(Beginning of Input material)

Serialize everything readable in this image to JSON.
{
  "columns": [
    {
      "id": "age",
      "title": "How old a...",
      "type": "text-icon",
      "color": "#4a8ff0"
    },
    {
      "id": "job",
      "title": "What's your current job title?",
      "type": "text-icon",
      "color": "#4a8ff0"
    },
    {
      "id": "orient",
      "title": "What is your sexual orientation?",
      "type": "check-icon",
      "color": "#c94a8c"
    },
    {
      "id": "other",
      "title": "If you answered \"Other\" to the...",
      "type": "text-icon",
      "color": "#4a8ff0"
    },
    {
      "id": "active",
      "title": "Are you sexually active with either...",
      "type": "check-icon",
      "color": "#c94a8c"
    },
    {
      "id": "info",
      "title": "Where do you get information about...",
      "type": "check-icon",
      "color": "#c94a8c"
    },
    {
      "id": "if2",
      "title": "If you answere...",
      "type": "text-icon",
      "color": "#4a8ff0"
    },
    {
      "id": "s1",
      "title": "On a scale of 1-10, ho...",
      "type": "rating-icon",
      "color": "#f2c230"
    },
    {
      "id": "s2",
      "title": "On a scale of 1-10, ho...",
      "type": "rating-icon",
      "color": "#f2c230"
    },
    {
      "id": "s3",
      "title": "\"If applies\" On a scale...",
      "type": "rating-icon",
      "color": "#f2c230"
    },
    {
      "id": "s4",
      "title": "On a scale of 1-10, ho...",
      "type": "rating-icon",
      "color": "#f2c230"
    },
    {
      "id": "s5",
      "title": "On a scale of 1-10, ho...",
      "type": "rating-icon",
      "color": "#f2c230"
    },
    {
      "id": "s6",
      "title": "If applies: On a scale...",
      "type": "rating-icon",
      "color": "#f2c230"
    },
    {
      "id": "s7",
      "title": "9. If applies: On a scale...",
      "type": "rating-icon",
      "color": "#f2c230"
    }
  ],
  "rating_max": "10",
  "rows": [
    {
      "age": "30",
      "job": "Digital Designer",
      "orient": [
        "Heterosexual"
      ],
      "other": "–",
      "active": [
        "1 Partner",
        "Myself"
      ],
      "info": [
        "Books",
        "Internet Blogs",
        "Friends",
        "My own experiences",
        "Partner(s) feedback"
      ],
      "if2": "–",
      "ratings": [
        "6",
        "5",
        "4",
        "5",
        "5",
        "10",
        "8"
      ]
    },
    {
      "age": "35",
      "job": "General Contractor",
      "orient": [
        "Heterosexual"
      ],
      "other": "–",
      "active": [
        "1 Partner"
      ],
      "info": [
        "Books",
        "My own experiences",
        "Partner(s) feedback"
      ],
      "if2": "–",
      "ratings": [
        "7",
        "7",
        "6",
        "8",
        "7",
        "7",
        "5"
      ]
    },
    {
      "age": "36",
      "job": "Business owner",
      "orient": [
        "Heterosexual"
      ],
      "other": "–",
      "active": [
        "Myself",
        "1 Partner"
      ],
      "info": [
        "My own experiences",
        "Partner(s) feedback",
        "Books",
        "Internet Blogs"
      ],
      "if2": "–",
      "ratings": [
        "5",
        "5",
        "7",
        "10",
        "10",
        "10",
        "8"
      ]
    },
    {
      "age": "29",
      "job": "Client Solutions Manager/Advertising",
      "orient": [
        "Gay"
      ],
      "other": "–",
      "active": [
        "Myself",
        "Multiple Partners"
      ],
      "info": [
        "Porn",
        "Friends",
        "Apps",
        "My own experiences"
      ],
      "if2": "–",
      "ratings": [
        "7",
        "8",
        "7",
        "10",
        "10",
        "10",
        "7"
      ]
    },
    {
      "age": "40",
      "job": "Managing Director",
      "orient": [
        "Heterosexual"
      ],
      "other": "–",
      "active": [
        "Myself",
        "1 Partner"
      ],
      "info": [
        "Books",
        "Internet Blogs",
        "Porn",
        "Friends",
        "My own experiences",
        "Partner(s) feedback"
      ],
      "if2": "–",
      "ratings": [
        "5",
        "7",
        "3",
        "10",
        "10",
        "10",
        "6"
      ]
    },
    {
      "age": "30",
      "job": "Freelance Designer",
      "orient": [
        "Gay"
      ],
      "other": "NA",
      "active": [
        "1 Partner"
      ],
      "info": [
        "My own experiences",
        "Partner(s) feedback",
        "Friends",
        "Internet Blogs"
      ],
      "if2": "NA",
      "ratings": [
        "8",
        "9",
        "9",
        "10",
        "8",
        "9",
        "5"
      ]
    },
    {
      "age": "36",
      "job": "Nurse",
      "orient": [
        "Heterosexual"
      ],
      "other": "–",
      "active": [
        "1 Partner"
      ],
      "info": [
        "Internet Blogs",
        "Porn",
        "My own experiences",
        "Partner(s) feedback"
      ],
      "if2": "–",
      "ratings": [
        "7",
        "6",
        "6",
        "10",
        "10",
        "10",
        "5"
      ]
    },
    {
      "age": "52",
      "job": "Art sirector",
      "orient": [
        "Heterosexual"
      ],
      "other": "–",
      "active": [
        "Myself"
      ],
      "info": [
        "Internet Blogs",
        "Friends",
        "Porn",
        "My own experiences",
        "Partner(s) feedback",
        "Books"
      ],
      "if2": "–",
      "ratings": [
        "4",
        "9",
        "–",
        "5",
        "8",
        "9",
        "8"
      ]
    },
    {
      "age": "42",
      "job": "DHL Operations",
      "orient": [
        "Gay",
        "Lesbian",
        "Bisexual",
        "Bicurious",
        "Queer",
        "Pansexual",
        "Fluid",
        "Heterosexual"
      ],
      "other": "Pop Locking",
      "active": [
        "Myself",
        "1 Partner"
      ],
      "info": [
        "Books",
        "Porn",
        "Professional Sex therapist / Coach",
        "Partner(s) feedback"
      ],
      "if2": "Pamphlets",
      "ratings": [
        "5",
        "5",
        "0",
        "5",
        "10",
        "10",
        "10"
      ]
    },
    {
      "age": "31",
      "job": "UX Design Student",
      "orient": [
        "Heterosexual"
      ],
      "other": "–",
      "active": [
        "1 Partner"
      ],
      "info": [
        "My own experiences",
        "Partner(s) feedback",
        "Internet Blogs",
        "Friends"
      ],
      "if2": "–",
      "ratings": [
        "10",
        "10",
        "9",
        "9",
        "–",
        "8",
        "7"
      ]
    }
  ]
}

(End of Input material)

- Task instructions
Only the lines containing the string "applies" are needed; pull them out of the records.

- Task result
      "title": "\"If applies\" On a scale...",
      "title": "If applies: On a scale...",
      "title": "9. If applies: On a scale...",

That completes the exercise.